Indonesia’s Bappebti, also known as Commodity Futures Trade Regulatory Agency, has considered levying a tax on all cryptocurrency transactions taking place on regulated exchanges within the country.
It has been reported by The Phnom Penh Post that currently, thirteen cryptocurrency exchanges fall under Bappebti’s regulatory oversight, and the tax would be automatically applied by these platforms should it be approved.
Sidharta Utama, the head of Bappebti, said:
“It is currently [undergoing] internal review at Bappebti, then we will coordinate with the BKF.”
He added that the actual tax rate had not yet been decided. The BKF refers to Indonesia’s Fiscal Policy Agency.
However, regulatory activity in Indonesia surged during the past six months as Bitcoin (BTC) and the wider cryptocurrency market soared to new all-time highs (ATHs).
In December 2020, Bappebti issued a regulation recognizing an initial 229 cryptocurrencies as legally tradable commodities, while leaving the door open for traders to suggest adding new coins to the list. In February, the agency identified 13 trading platforms that it recognized as licensed entities.
The report said that Indonesia originally warned against the use of cryptocurrencies as a means of payment in 2014 and, by 2017, had introduced legislation that demanded fintech companies register with the Bank of Indonesia to ensure they weren’t using cryptocurrencies in payment systems.
Teguh Kurniawan, the Chairman of the Indonesian Crypto Asset Traders Association, said that the group he represents proposed a tax rate of 0.05% by adding that a high tax rate could push people toward illegal channels when purchasing cryptocurrencies.
Thus, Kurniawan said:

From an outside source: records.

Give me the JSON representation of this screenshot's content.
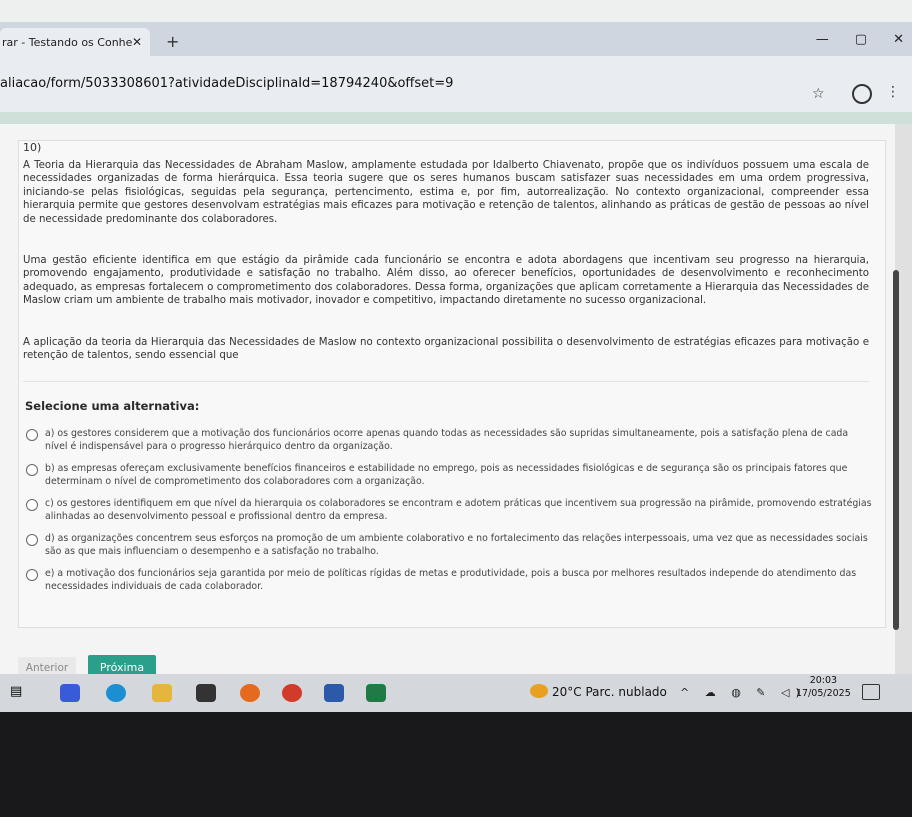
{
  "browser": {
    "tab_title": "rar - Testando os Conhe",
    "tab_close": "✕",
    "new_tab": "+",
    "url": "aliacao/form/5033308601?atividadeDisciplinaId=18794240&offset=9",
    "window_controls": {
      "minimize": "—",
      "maximize": "▢",
      "close": "✕"
    }
  },
  "question": {
    "number": "10)",
    "paragraphs": [
      "A Teoria da Hierarquia das Necessidades de Abraham Maslow, amplamente estudada por Idalberto Chiavenato, propõe que os indivíduos possuem uma escala de necessidades organizadas de forma hierárquica. Essa teoria sugere que os seres humanos buscam satisfazer suas necessidades em uma ordem progressiva, iniciando-se pelas fisiológicas, seguidas pela segurança, pertencimento, estima e, por fim, autorrealização. No contexto organizacional, compreender essa hierarquia permite que gestores desenvolvam estratégias mais eficazes para motivação e retenção de talentos, alinhando as práticas de gestão de pessoas ao nível de necessidade predominante dos colaboradores.",
      "Uma gestão eficiente identifica em que estágio da pirâmide cada funcionário se encontra e adota abordagens que incentivam seu progresso na hierarquia, promovendo engajamento, produtividade e satisfação no trabalho. Além disso, ao oferecer benefícios, oportunidades de desenvolvimento e reconhecimento adequado, as empresas fortalecem o comprometimento dos colaboradores. Dessa forma, organizações que aplicam corretamente a Hierarquia das Necessidades de Maslow criam um ambiente de trabalho mais motivador, inovador e competitivo, impactando diretamente no sucesso organizacional.",
      "A aplicação da teoria da Hierarquia das Necessidades de Maslow no contexto organizacional possibilita o desenvolvimento de estratégias eficazes para motivação e retenção de talentos, sendo essencial que"
    ],
    "select_label": "Selecione uma alternativa:",
    "alternatives": [
      "a) os gestores considerem que a motivação dos funcionários ocorre apenas quando todas as necessidades são supridas simultaneamente, pois a satisfação plena de cada nível é indispensável para o progresso hierárquico dentro da organização.",
      "b) as empresas ofereçam exclusivamente benefícios financeiros e estabilidade no emprego, pois as necessidades fisiológicas e de segurança são os principais fatores que determinam o nível de comprometimento dos colaboradores com a organização.",
      "c) os gestores identifiquem em que nível da hierarquia os colaboradores se encontram e adotem práticas que incentivem sua progressão na pirâmide, promovendo estratégias alinhadas ao desenvolvimento pessoal e profissional dentro da empresa.",
      "d) as organizações concentrem seus esforços na promoção de um ambiente colaborativo e no fortalecimento das relações interpessoais, uma vez que as necessidades sociais são as que mais influenciam o desempenho e a satisfação no trabalho.",
      "e) a motivação dos funcionários seja garantida por meio de políticas rígidas de metas e produtividade, pois a busca por melhores resultados independe do atendimento das necessidades individuais de cada colaborador."
    ]
  },
  "nav": {
    "previous": "Anterior",
    "next": "Próxima"
  },
  "taskbar": {
    "weather": "20°C  Parc. nublado",
    "time": "20:03",
    "date": "17/05/2025",
    "tray_glyphs": "^ ☁ ◍ ✎ ◁)"
  },
  "colors": {
    "accent": "#2aa08a",
    "taskbar": "#d4d8dc"
  }
}
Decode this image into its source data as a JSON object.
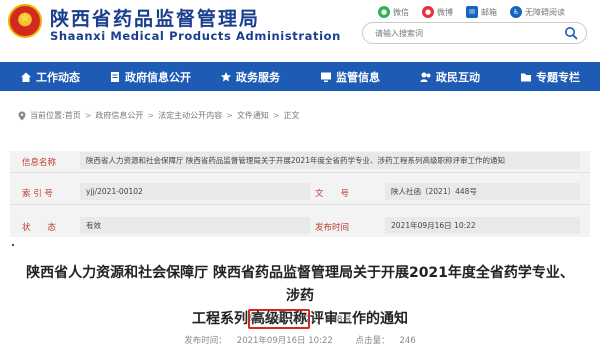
{
  "header": {
    "title": "陕西省药品监督管理局",
    "title_en": "Shaanxi Medical Products Administration",
    "toplinks": [
      {
        "label": "微信",
        "icon": "wechat-icon"
      },
      {
        "label": "微博",
        "icon": "weibo-icon"
      },
      {
        "label": "邮箱",
        "icon": "mail-icon"
      },
      {
        "label": "无障碍阅读",
        "icon": "accessibility-icon"
      }
    ],
    "search": {
      "placeholder": "请输入搜索词"
    }
  },
  "nav": {
    "items": [
      {
        "label": "工作动态",
        "icon": "home-icon"
      },
      {
        "label": "政府信息公开",
        "icon": "document-icon"
      },
      {
        "label": "政务服务",
        "icon": "service-icon"
      },
      {
        "label": "监管信息",
        "icon": "monitor-icon"
      },
      {
        "label": "政民互动",
        "icon": "chat-icon"
      },
      {
        "label": "专题专栏",
        "icon": "folder-icon"
      }
    ],
    "background": "#1e5bb5"
  },
  "breadcrumb": {
    "prefix": "当前位置:",
    "items": [
      "首页",
      "政府信息公开",
      "法定主动公开内容",
      "文件通知",
      "正文"
    ]
  },
  "info": {
    "index_label": "信息名称",
    "index_value": "陕西省人力资源和社会保障厅 陕西省药品监督管理局关于开展2021年度全省药学专业、涉药工程系列高级职称评审工作的通知",
    "number_label": "索 引 号",
    "number_value": "yjj/2021-00102",
    "doc_label": "文　　号",
    "doc_value": "陕人社函〔2021〕448号",
    "status_label": "状　　态",
    "status_value": "有效",
    "date_label": "发布时间",
    "date_value": "2021年09月16日 10:22"
  },
  "article": {
    "title_part1": "陕西省人力资源和社会保障厅 陕西省药品监督管理局关于开展2021年度全省药学专业、涉药",
    "title_part2": "工程系列",
    "title_highlight": "高级职称",
    "title_part3": "评审工作的通知",
    "doc_no": "陕人社函〔2021〕448号",
    "publish_label": "发布时间：",
    "publish_time": "2021年09月16日 10:22",
    "views_label": "点击量：",
    "views": "246"
  },
  "colors": {
    "brand": "#1a3f8f",
    "accent_red": "#c0392b",
    "highlight_border": "#d9261c"
  }
}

“To date, there has been no feedback on the type of tax. We hope the tax rate will not be too high, [or] we fear that investors may turn to investing in crypto [assets] through illegal channels, which would be harmful.”